= Beginning of Section =

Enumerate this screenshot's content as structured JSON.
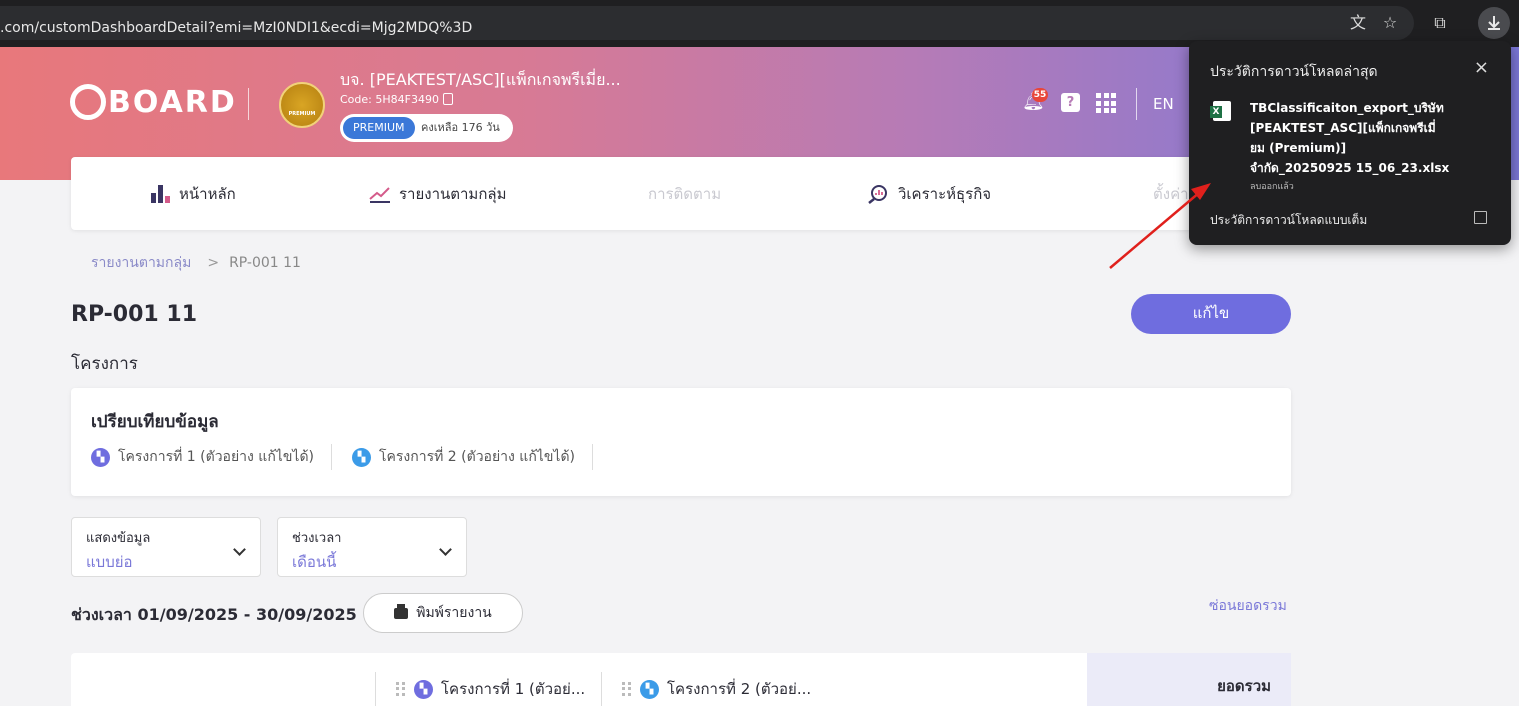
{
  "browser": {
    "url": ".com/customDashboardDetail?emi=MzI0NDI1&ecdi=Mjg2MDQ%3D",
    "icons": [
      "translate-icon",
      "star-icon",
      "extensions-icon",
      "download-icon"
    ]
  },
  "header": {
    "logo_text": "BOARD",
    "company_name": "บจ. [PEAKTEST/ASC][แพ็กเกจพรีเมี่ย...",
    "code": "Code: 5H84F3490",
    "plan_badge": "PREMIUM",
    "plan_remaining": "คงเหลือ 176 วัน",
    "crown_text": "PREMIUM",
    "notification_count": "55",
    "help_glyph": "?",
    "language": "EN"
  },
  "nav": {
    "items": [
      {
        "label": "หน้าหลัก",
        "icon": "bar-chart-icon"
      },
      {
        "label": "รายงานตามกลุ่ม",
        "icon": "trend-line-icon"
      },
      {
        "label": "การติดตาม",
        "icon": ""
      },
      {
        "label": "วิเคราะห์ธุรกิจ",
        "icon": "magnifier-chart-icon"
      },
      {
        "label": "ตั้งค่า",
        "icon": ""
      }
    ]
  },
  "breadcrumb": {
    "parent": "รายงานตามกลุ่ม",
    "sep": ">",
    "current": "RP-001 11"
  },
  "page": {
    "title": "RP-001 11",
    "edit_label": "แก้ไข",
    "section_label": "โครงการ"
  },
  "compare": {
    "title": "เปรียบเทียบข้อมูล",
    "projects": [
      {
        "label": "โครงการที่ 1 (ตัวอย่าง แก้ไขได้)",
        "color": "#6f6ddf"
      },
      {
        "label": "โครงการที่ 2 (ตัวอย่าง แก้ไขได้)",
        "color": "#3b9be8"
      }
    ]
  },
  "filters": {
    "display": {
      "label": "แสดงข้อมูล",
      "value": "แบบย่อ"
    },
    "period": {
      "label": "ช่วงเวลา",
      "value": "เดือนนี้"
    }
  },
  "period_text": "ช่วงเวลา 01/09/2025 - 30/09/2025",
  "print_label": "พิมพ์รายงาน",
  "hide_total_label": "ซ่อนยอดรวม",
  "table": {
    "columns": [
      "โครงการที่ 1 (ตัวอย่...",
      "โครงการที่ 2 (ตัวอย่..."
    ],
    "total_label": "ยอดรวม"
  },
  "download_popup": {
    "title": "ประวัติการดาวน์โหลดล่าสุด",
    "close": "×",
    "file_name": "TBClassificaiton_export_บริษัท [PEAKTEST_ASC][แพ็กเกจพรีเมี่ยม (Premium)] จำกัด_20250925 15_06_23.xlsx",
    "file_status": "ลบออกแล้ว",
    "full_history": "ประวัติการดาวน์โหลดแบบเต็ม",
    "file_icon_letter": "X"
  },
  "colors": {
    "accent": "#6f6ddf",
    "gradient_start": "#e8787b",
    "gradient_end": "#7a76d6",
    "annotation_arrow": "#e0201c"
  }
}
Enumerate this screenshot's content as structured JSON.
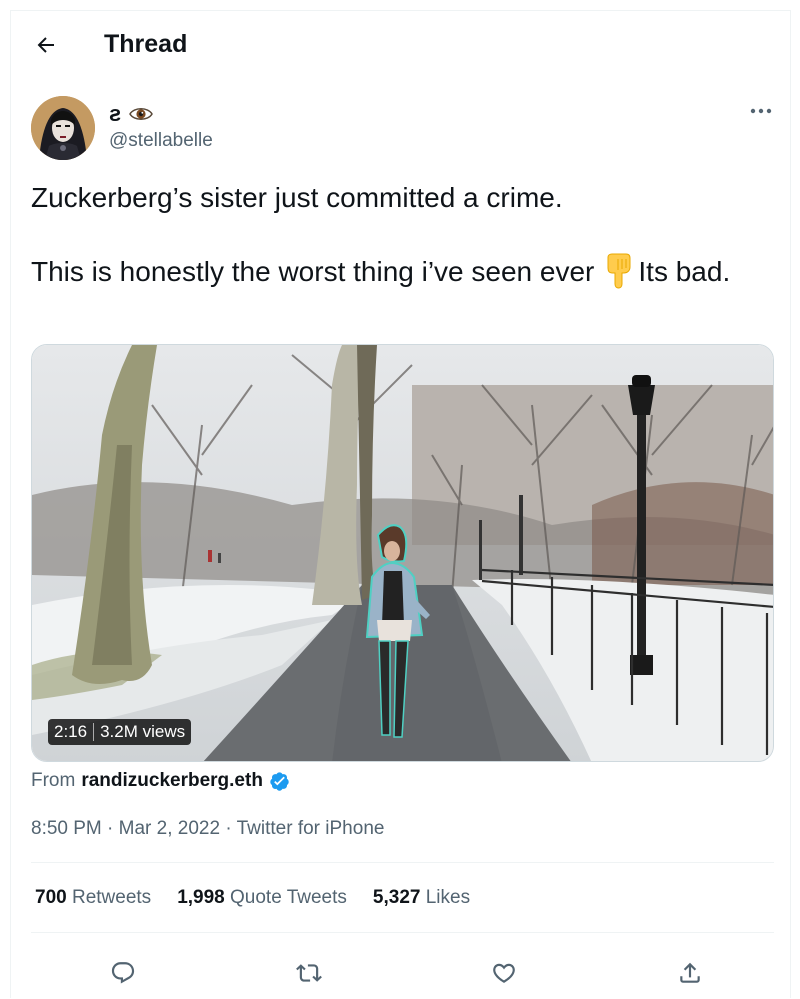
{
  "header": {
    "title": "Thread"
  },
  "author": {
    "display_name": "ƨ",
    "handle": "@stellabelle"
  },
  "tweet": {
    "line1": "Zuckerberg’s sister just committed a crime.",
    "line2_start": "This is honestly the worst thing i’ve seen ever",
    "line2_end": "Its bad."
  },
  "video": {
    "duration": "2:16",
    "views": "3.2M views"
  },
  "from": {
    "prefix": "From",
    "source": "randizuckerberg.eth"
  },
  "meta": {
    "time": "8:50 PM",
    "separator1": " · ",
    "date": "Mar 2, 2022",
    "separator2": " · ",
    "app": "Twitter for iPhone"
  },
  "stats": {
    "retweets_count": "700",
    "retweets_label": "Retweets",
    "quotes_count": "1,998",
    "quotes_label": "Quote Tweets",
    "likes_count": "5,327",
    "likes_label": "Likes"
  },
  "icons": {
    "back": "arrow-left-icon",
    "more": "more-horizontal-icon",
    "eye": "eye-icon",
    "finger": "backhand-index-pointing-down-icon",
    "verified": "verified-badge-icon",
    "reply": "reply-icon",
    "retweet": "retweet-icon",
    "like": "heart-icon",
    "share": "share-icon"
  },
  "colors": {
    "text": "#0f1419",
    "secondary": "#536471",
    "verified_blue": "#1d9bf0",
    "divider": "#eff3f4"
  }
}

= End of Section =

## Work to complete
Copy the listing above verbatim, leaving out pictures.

## Response area
Enumerate this screenshot's content as structured JSON.
{
  "browser": {
    "url": ".com/customDashboardDetail?emi=MzI0NDI1&ecdi=Mjg2MDQ%3D",
    "icons": [
      "translate-icon",
      "star-icon",
      "extensions-icon",
      "download-icon"
    ]
  },
  "header": {
    "logo_text": "BOARD",
    "company_name": "บจ. [PEAKTEST/ASC][แพ็กเกจพรีเมี่ย...",
    "code": "Code: 5H84F3490",
    "plan_badge": "PREMIUM",
    "plan_remaining": "คงเหลือ 176 วัน",
    "crown_text": "PREMIUM",
    "notification_count": "55",
    "help_glyph": "?",
    "language": "EN"
  },
  "nav": {
    "items": [
      {
        "label": "หน้าหลัก",
        "icon": "bar-chart-icon"
      },
      {
        "label": "รายงานตามกลุ่ม",
        "icon": "trend-line-icon"
      },
      {
        "label": "การติดตาม",
        "icon": ""
      },
      {
        "label": "วิเคราะห์ธุรกิจ",
        "icon": "magnifier-chart-icon"
      },
      {
        "label": "ตั้งค่า",
        "icon": ""
      }
    ]
  },
  "breadcrumb": {
    "parent": "รายงานตามกลุ่ม",
    "sep": ">",
    "current": "RP-001 11"
  },
  "page": {
    "title": "RP-001 11",
    "edit_label": "แก้ไข",
    "section_label": "โครงการ"
  },
  "compare": {
    "title": "เปรียบเทียบข้อมูล",
    "projects": [
      {
        "label": "โครงการที่ 1 (ตัวอย่าง แก้ไขได้)",
        "color": "#6f6ddf"
      },
      {
        "label": "โครงการที่ 2 (ตัวอย่าง แก้ไขได้)",
        "color": "#3b9be8"
      }
    ]
  },
  "filters": {
    "display": {
      "label": "แสดงข้อมูล",
      "value": "แบบย่อ"
    },
    "period": {
      "label": "ช่วงเวลา",
      "value": "เดือนนี้"
    }
  },
  "period_text": "ช่วงเวลา 01/09/2025 - 30/09/2025",
  "print_label": "พิมพ์รายงาน",
  "hide_total_label": "ซ่อนยอดรวม",
  "table": {
    "columns": [
      "โครงการที่ 1 (ตัวอย่...",
      "โครงการที่ 2 (ตัวอย่..."
    ],
    "total_label": "ยอดรวม"
  },
  "download_popup": {
    "title": "ประวัติการดาวน์โหลดล่าสุด",
    "close": "×",
    "file_name": "TBClassificaiton_export_บริษัท [PEAKTEST_ASC][แพ็กเกจพรีเมี่ยม (Premium)] จำกัด_20250925 15_06_23.xlsx",
    "file_status": "ลบออกแล้ว",
    "full_history": "ประวัติการดาวน์โหลดแบบเต็ม",
    "file_icon_letter": "X"
  },
  "colors": {
    "accent": "#6f6ddf",
    "gradient_start": "#e8787b",
    "gradient_end": "#7a76d6",
    "annotation_arrow": "#e0201c"
  }
}
Enumerate this screenshot's content as structured JSON.
{
  "header": {
    "title": "Thread"
  },
  "author": {
    "display_name": "ƨ",
    "handle": "@stellabelle"
  },
  "tweet": {
    "line1": "Zuckerberg’s sister just committed a crime.",
    "line2_start": "This is honestly the worst thing i’ve seen ever",
    "line2_end": "Its bad."
  },
  "video": {
    "duration": "2:16",
    "views": "3.2M views"
  },
  "from": {
    "prefix": "From",
    "source": "randizuckerberg.eth"
  },
  "meta": {
    "time": "8:50 PM",
    "separator1": " · ",
    "date": "Mar 2, 2022",
    "separator2": " · ",
    "app": "Twitter for iPhone"
  },
  "stats": {
    "retweets_count": "700",
    "retweets_label": "Retweets",
    "quotes_count": "1,998",
    "quotes_label": "Quote Tweets",
    "likes_count": "5,327",
    "likes_label": "Likes"
  },
  "icons": {
    "back": "arrow-left-icon",
    "more": "more-horizontal-icon",
    "eye": "eye-icon",
    "finger": "backhand-index-pointing-down-icon",
    "verified": "verified-badge-icon",
    "reply": "reply-icon",
    "retweet": "retweet-icon",
    "like": "heart-icon",
    "share": "share-icon"
  },
  "colors": {
    "text": "#0f1419",
    "secondary": "#536471",
    "verified_blue": "#1d9bf0",
    "divider": "#eff3f4"
  }
}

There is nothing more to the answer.